Helpful tips about Portrait session.
For more than ten years, photography has been my passion. I’ve shot for other photographers, I’ve run my own company, I’ve immersed myself in the world of photography to hone my style, my tone and my technique. Through a combination of watching tutorials and second shooting for a number of great New York City photographers, I have been able to learn and to grow, I did a course with NYIP and consumed hours of media on YouTube learning from experts like Susan Striplin, Lindsay Adler, Jashim Salam and countless other successful professionals.
But with all of this watching, I have found that the method that worked best for me is getting out there and doing.
Being out there in the field, learning from experience with camera body in hand. That’s how I have found what works and what doesn’t work. My goal, my passion
With that said, I wanted to share my approach to portrait photography and what it is like to work with me.
What is Portrait Photography?
Portrait photography is essentially capturing the essence of the subject. The subject of a portrait can be one person, a couple, or even a group of people. There are different styles of portraiture, and it can be formal, candid or environmental. When discussing portrait photography, we often use different terminology to define the purpose of the session.
Here are some examples:
- Engagement Sessions
- Pre-Wedding Sessions
- Maternity Sessions
- Professional Headshots
While different in style, these photography sessions are all portrait photography.
As a NYC portrait photographer, I have gained experience in all of the above. Growing up here in NYC has taught me the importance of versatility. You have to be willing to change, and you have to adapt to your surroundings, all while staying true to your own identity. I have the privilege of living in a state so diverse that it would be foolish for me to not learn a thing or two from it!
What to Expect when working with me:
Over the past ten years being in the wedding industry has taught me a lot. Understanding, patience, and respect go a long way. Before any of my photography sessions, I ask my clients to have a sit-down meeting in person. Knowing how this city moves at a hundred miles an hour, if that is not possible, I offer a video conference call.
This initial client meeting will reduce the jitters and anxiety at your session. I want to build your trust that I can capture the images you expect. I am all about that comfort and understanding, making sure you trust me to handle my responsibility so that I can be my creative self. Other than getting to know each other we will discuss three important factors: Location, time, and wardrobe.
Determining Location in Portrait Photography
Portrait photography in NYC has its challenges. NYC is such a big tourist attraction that timing is essential when it comes to avoiding foot traffic! The first question I ask my client is, are we going for an iconic shooting location? The most iconic places in New York City require some creativity, flexibility and sometimes even some permits! That’s part of why we talk ahead of time! If you want a Central Park portrait session or a Brooklyn Bridge photo session, we will strategically plan our time to make sure we have the best chance of capturing the portraits you want. If you’re hoping to hit more than one location, make sure to mention that so we can make sure our plan for the day is set.

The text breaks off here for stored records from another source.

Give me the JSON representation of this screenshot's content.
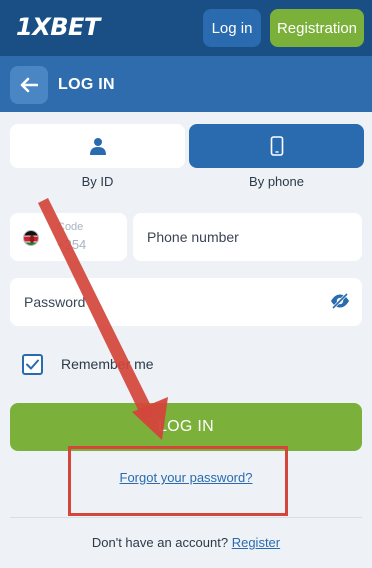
{
  "header": {
    "logo": "1XBET",
    "login_label": "Log in",
    "registration_label": "Registration"
  },
  "subheader": {
    "title": "LOG IN"
  },
  "tabs": [
    {
      "label": "By ID",
      "icon": "person-icon",
      "active": false
    },
    {
      "label": "By phone",
      "icon": "mobile-phone-icon",
      "active": true
    }
  ],
  "form": {
    "country_flag": "kenya-flag-icon",
    "code_label": "Code",
    "code_value": "+254",
    "phone_placeholder": "Phone number",
    "password_placeholder": "Password",
    "password_toggle_icon": "eye-slash-icon",
    "remember_label": "Remember me",
    "remember_checked": true,
    "submit_label": "LOG IN",
    "forgot_label": "Forgot your password?"
  },
  "footer": {
    "no_account_text": "Don't have an account?",
    "register_label": "Register"
  },
  "colors": {
    "header_bg": "#1a4f86",
    "subheader_bg": "#2f6cae",
    "accent_blue": "#2a6bb0",
    "accent_green": "#7bb13a",
    "annotation_red": "#d4453b"
  }
}
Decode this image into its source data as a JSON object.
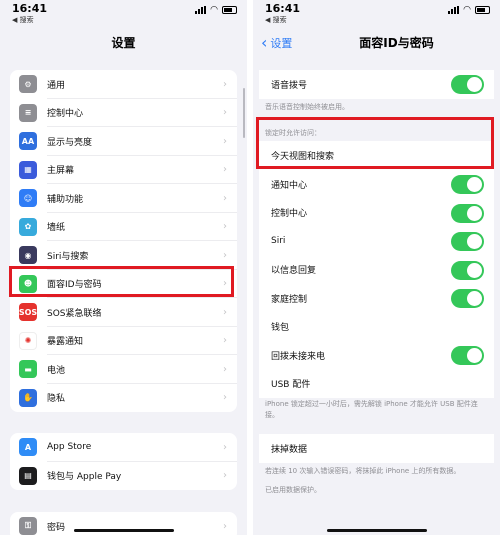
{
  "left": {
    "status": {
      "time": "16:41",
      "back_app": "搜索"
    },
    "title": "设置",
    "group1": [
      {
        "label": "通用",
        "icon": "gear-icon",
        "color": "#8e8e93",
        "glyph": "⚙"
      },
      {
        "label": "控制中心",
        "icon": "toggles-icon",
        "color": "#8e8e93",
        "glyph": "≡"
      },
      {
        "label": "显示与亮度",
        "icon": "display-aa-icon",
        "color": "#2f6fde",
        "glyph": "AA"
      },
      {
        "label": "主屏幕",
        "icon": "home-screen-icon",
        "color": "#3b5bdb",
        "glyph": "▦"
      },
      {
        "label": "辅助功能",
        "icon": "accessibility-icon",
        "color": "#2f7cf6",
        "glyph": "☺"
      },
      {
        "label": "墙纸",
        "icon": "wallpaper-icon",
        "color": "#37aadc",
        "glyph": "✿"
      },
      {
        "label": "Siri与搜索",
        "icon": "siri-icon",
        "color": "#3a3a5e",
        "glyph": "◉"
      },
      {
        "label": "面容ID与密码",
        "icon": "face-id-icon",
        "color": "#34c759",
        "glyph": "☻"
      },
      {
        "label": "SOS紧急联络",
        "icon": "sos-icon",
        "color": "#e5322d",
        "glyph": "SOS"
      },
      {
        "label": "暴露通知",
        "icon": "exposure-icon",
        "color": "#ffffff",
        "glyph": "✺"
      },
      {
        "label": "电池",
        "icon": "battery-icon",
        "color": "#34c759",
        "glyph": "▬"
      },
      {
        "label": "隐私",
        "icon": "hand-icon",
        "color": "#2f6fde",
        "glyph": "✋"
      }
    ],
    "group2": [
      {
        "label": "App Store",
        "icon": "app-store-icon",
        "color": "#2f8cf6",
        "glyph": "A"
      },
      {
        "label": "钱包与 Apple Pay",
        "icon": "wallet-icon",
        "color": "#1c1c1e",
        "glyph": "▤"
      }
    ],
    "group3": [
      {
        "label": "密码",
        "icon": "key-icon",
        "color": "#8e8e93",
        "glyph": "⚿"
      }
    ]
  },
  "right": {
    "status": {
      "time": "16:41",
      "back_app": "搜索"
    },
    "back_label": "设置",
    "title": "面容ID与密码",
    "voice_dial": "语音拨号",
    "voice_note": "音乐语音控制始终被启用。",
    "locked_header": "锁定时允许访问：",
    "today_view": "今天视图和搜索",
    "items": [
      "通知中心",
      "控制中心",
      "Siri",
      "以信息回复",
      "家庭控制",
      "钱包",
      "回拨未接来电",
      "USB 配件"
    ],
    "usb_note": "iPhone 锁定超过一小时后，需先解锁 iPhone 才能允许 USB 配件连接。",
    "erase": "抹掉数据",
    "erase_note": "若连续 10 次输入错误密码，将抹掉此 iPhone 上的所有数据。",
    "protect_note": "已启用数据保护。"
  }
}
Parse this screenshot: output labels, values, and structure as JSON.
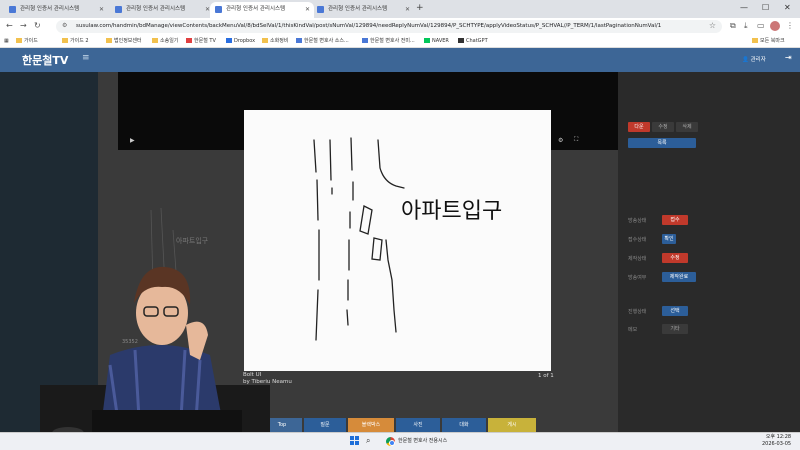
{
  "browser": {
    "tabs": [
      {
        "label": "관리형 인증서 관리시스템"
      },
      {
        "label": "관리형 인증서 관리시스템"
      },
      {
        "label": "관리형 인증서 관리시스템"
      },
      {
        "label": "관리형 인증서 관리시스템"
      }
    ],
    "new_tab_label": "+",
    "url": "susulaw.com/handmin/bdManage/viewContents/backMenuVal/8/bdSelVal/1/thisKindVal/post/sNumVal/129894/needReplyNumVal/129894/P_SCHTYPE/applyVideoStatus/P_SCHVAL//P_TERM/1/lastPaginationNumVal/1",
    "bookmarks": [
      {
        "label": "가이드"
      },
      {
        "label": "가이드 2"
      },
      {
        "label": "법인정보센터"
      },
      {
        "label": "소송일기"
      },
      {
        "label": "한문철 TV"
      },
      {
        "label": "Dropbox"
      },
      {
        "label": "소화정비"
      },
      {
        "label": "한문철 변호사 소스..."
      },
      {
        "label": "한문철 변호사 전미..."
      },
      {
        "label": "NAVER"
      },
      {
        "label": "ChatGPT"
      },
      {
        "label": "모든 북마크"
      }
    ]
  },
  "site": {
    "logo": "한문철TV",
    "user_label": "관리자",
    "right_buttons": {
      "top_a": "다운",
      "top_b": "수정",
      "top_c": "삭제",
      "list": "목록",
      "status1": "접수",
      "status2": "확인",
      "status3": "수정",
      "status4": "제작완료",
      "status5": "선택",
      "status6": "기타"
    },
    "right_labels": {
      "l1": "방송상태",
      "l2": "접수상태",
      "l3": "제작상태",
      "l4": "방송여부",
      "l5": "진행상태",
      "l6": "메모"
    },
    "meta_number": "35352",
    "sketch_text": "아파트입구",
    "footer_nav": [
      "Top",
      "질문",
      "블랙박스",
      "사진",
      "대화",
      "게시"
    ]
  },
  "viewer": {
    "handwritten_text": "아파트입구",
    "caption_line1": "Bolt UI",
    "caption_line2": "by Tiberiu Neamu",
    "counter": "1 of 1"
  },
  "taskbar": {
    "app_label": "한문철 변호사 전용시스",
    "time": "오후 12:28",
    "date": "2026-03-05"
  }
}
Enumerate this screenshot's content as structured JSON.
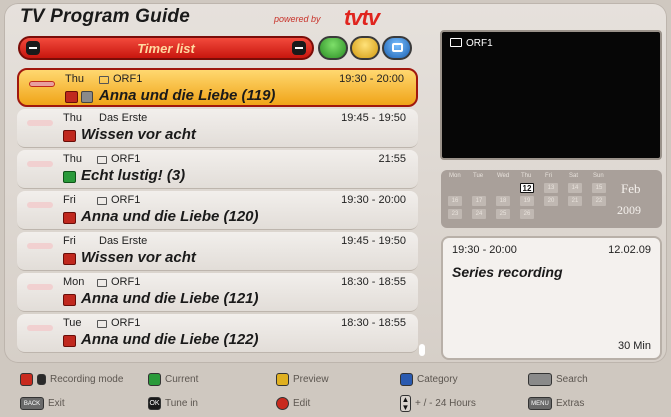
{
  "header": {
    "title": "TV Program Guide",
    "powered_by": "powered by",
    "brand": "tvtv"
  },
  "toolbar": {
    "timer_list_label": "Timer list",
    "colors": {
      "green": "#2a8c24",
      "yellow": "#d29a10",
      "blue": "#1a5fb0",
      "red": "#c8160e"
    }
  },
  "timer_list": [
    {
      "day": "Thu",
      "channel": "ORF1",
      "time": "19:30 - 20:00",
      "title": "Anna und die Liebe (119)",
      "selected": true,
      "channel_icon": "tv-icon",
      "has_info": true,
      "rec_color": "red"
    },
    {
      "day": "Thu",
      "channel": "Das Erste",
      "time": "19:45 - 19:50",
      "title": "Wissen vor acht",
      "selected": false,
      "channel_icon": "",
      "has_info": false,
      "rec_color": "red"
    },
    {
      "day": "Thu",
      "channel": "ORF1",
      "time": "21:55",
      "title": "Echt lustig! (3)",
      "selected": false,
      "channel_icon": "tv-icon",
      "has_info": false,
      "rec_color": "green"
    },
    {
      "day": "Fri",
      "channel": "ORF1",
      "time": "19:30 - 20:00",
      "title": "Anna und die Liebe (120)",
      "selected": false,
      "channel_icon": "tv-icon",
      "has_info": false,
      "rec_color": "red"
    },
    {
      "day": "Fri",
      "channel": "Das Erste",
      "time": "19:45 - 19:50",
      "title": "Wissen vor acht",
      "selected": false,
      "channel_icon": "",
      "has_info": false,
      "rec_color": "red"
    },
    {
      "day": "Mon",
      "channel": "ORF1",
      "time": "18:30 - 18:55",
      "title": "Anna und die Liebe (121)",
      "selected": false,
      "channel_icon": "tv-icon",
      "has_info": false,
      "rec_color": "red"
    },
    {
      "day": "Tue",
      "channel": "ORF1",
      "time": "18:30 - 18:55",
      "title": "Anna und die Liebe (122)",
      "selected": false,
      "channel_icon": "tv-icon",
      "has_info": false,
      "rec_color": "red"
    }
  ],
  "preview": {
    "channel": "ORF1"
  },
  "calendar": {
    "day_headers": [
      "Mon",
      "Tue",
      "Wed",
      "Thu",
      "Fri",
      "Sat",
      "Sun"
    ],
    "rows": [
      [
        "",
        "",
        "",
        "12",
        "13",
        "14",
        "15"
      ],
      [
        "16",
        "17",
        "18",
        "19",
        "20",
        "21",
        "22"
      ],
      [
        "23",
        "24",
        "25",
        "26",
        "",
        "",
        ""
      ]
    ],
    "today": "12",
    "month": "Feb",
    "year": "2009"
  },
  "details": {
    "time": "19:30 - 20:00",
    "date": "12.02.09",
    "title": "Series recording",
    "duration": "30 Min"
  },
  "legend": {
    "recording_mode": "Recording mode",
    "current": "Current",
    "preview": "Preview",
    "category": "Category",
    "search": "Search",
    "exit": "Exit",
    "tune_in": "Tune in",
    "edit": "Edit",
    "hours": "+ / - 24 Hours",
    "extras": "Extras",
    "key_text": "TEXT",
    "key_back": "BACK",
    "key_ok": "OK",
    "key_menu": "MENU"
  }
}
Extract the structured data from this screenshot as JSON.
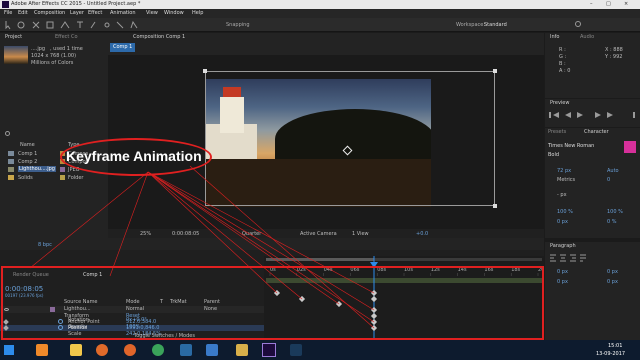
{
  "titlebar": {
    "title": "Adobe After Effects CC 2015 - Untitled Project.aep *",
    "controls": [
      "–",
      "□",
      "×"
    ]
  },
  "menu": [
    "File",
    "Edit",
    "Composition",
    "Layer",
    "Effect",
    "Animation",
    "View",
    "Window",
    "Help"
  ],
  "toolbar": {
    "snapping": "Snapping",
    "workspace_label": "Workspace:",
    "workspace_value": "Standard"
  },
  "project_panel": {
    "tab": "Project",
    "effect_tab": "Effect Co",
    "item_name": "....jpg",
    "item_used": ", used 1 time",
    "item_dims": "1024 x 768 (1.00)",
    "item_colors": "Millions of Colors",
    "columns": {
      "name": "Name",
      "type": "Type"
    },
    "items": [
      {
        "name": "Comp 1",
        "type": "Compos"
      },
      {
        "name": "Comp 2",
        "type": "Compos"
      },
      {
        "name": "Lighthou....jpg",
        "type": "JPEG"
      },
      {
        "name": "Solids",
        "type": "Folder"
      }
    ],
    "bpc": "8 bpc"
  },
  "composition": {
    "tab": "Composition Comp 1",
    "subtab": "Comp 1",
    "zoom": "25%",
    "timecode": "0:00:08:05",
    "resolution": "Quarter",
    "camera": "Active Camera",
    "view": "1 View",
    "exposure": "+0.0"
  },
  "overlay_label": "Keyframe Animation",
  "info_panel": {
    "tab": "Info",
    "audio_tab": "Audio",
    "r": "R :",
    "g": "G :",
    "b": "B :",
    "a": "A : 0",
    "x": "X : 888",
    "y": "Y : 992"
  },
  "preview_panel": {
    "tab": "Preview"
  },
  "character_panel": {
    "tab": "Character",
    "presets_tab": "Presets",
    "font": "Times New Roman",
    "style": "Bold",
    "size": "72 px",
    "leading": "Auto",
    "metrics": "Metrics",
    "tracking": "0",
    "stroke": "- px",
    "vscale": "100 %",
    "hscale": "100 %",
    "baseline": "0 px",
    "tsume": "0 %"
  },
  "paragraph_panel": {
    "tab": "Paragraph",
    "indent1": "0 px",
    "indent2": "0 px",
    "space1": "0 px",
    "space2": "0 px"
  },
  "timeline": {
    "render_tab": "Render Queue",
    "comp_tab": "Comp 1",
    "timecode": "0:00:08:05",
    "frames": "00197 (23.976 fps)",
    "col_source": "Source Name",
    "col_mode": "Mode",
    "col_t": "T",
    "col_trkmat": "TrkMat",
    "col_parent": "Parent",
    "layer_name": "Lighthou...",
    "layer_mode": "Normal",
    "layer_parent": "None",
    "transform": "Transform",
    "reset": "Reset",
    "properties": [
      {
        "name": "Anchor Point",
        "value": "512.0,384.0"
      },
      {
        "name": "Position",
        "value": "1591.0,846.0"
      },
      {
        "name": "Scale",
        "value": "242.0,184.5%"
      },
      {
        "name": "Rotation",
        "value": "0x+0.0°"
      },
      {
        "name": "Opacity",
        "value": "100%"
      }
    ],
    "ruler": [
      "0s",
      "02s",
      "04s",
      "06s",
      "08s",
      "10s",
      "12s",
      "14s",
      "16s",
      "18s",
      "20s"
    ],
    "toggle": "Toggle Switches / Modes"
  },
  "taskbar": {
    "time": "15:01",
    "date": "13-09-2017"
  },
  "colors": {
    "accent": "#2d8ceb",
    "annotation": "#e02020",
    "keyframe": "#c9c9c9",
    "playhead": "#2d8ceb",
    "bar": "#3c4a30"
  }
}
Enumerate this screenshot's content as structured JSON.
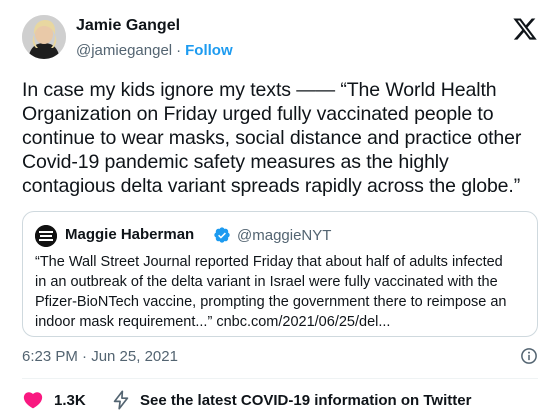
{
  "author": {
    "name": "Jamie Gangel",
    "handle": "@jamiegangel",
    "separator": "·",
    "follow_label": "Follow"
  },
  "tweet": {
    "lines": [
      "In case my kids ignore my texts ——  “The World Health",
      "Organization on Friday urged fully vaccinated people to",
      "continue to wear masks, social distance and practice other",
      "Covid-19 pandemic safety measures as the highly",
      "contagious delta variant spreads rapidly across the globe.”"
    ]
  },
  "quote": {
    "name": "Maggie Haberman",
    "handle": "@maggieNYT",
    "lines": [
      "“The Wall Street Journal reported Friday that about half of adults infected",
      "in an outbreak of the delta variant in Israel were fully vaccinated with the",
      "Pfizer-BioNTech vaccine, prompting the government there to reimpose an",
      "indoor mask requirement...” cnbc.com/2021/06/25/del..."
    ]
  },
  "timestamp": "6:23 PM · Jun 25, 2021",
  "actions": {
    "like_count": "1.3K",
    "covid_info_label": "See the latest COVID-19 information on Twitter"
  },
  "colors": {
    "accent": "#1d9bf0",
    "like": "#f91880",
    "text": "#0f1419",
    "secondary": "#536471",
    "border": "#cfd9de"
  },
  "icons": {
    "brand": "x-logo-icon",
    "verified": "verified-badge-icon",
    "info": "info-icon",
    "like": "heart-icon",
    "covid": "lightning-bolt-icon"
  }
}
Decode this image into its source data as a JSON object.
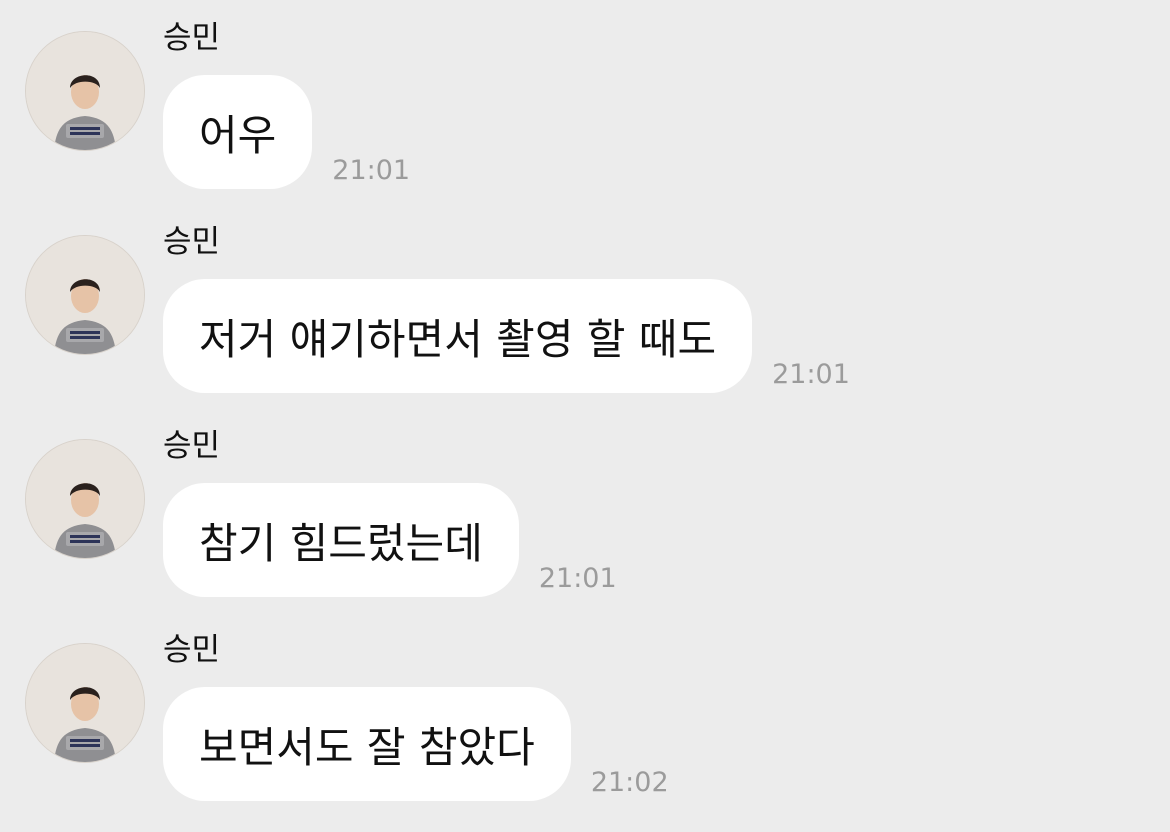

The Right Time for the Best Portraits
Aside from planning for crowds, we also need to be thoughtful about traffic and about lighting. Good light is the key to photography and I love to work with natural light. There’s nothing more magical than the right light. The best times for beautiful natural light are sunrise and sunset. Plus, it’s a lot of fun to play with light and shadow! Timing is essential to hit the best lighting. Together, we will map out a plan and agree on times. And, of course, we’ll make sure to pad in enough time to account for the inevitable traffic jams or delayed trains.
Wardrobe and Styling
When choosing an outfit for the shoot, if you are shooting as a couple, a family or a group, try to pick something that complements each other. Don’t all wear matching outfits! For the best impact, vary the colors so you don’t blend into each other. For a solo photoshoot, pick something that will contrast the location. If you’re going to be taking pictures in a wooded area, don’t wear green. Consider wearing a color that will contrast with that background so you don’t blend in.
The Day of the Portrait Session:
After we’ve determined the location or the locations and our timeline, we will schedule a day and we will shoot! On the day of the portrait session, I want to make sure that you are happy and relaxed. Just be yourselves! I like to let a session happen naturally. So, even if I need to pose you, I will have you act out a scene or give you a role to play like in a movie. That way, the moments can just happen.
And as those moments happen, I will capture the candid moments that occur and in between the frames.
The result is natural, relaxed, genuine moments. No fake smiles. No awkward poses. Just you, me and my camera, letting the moments happen.
It will be my pleasure to show you the beauty in your story. Thank you for giving me the opportunity to capture it: one smile, one laugh, one moment at a time.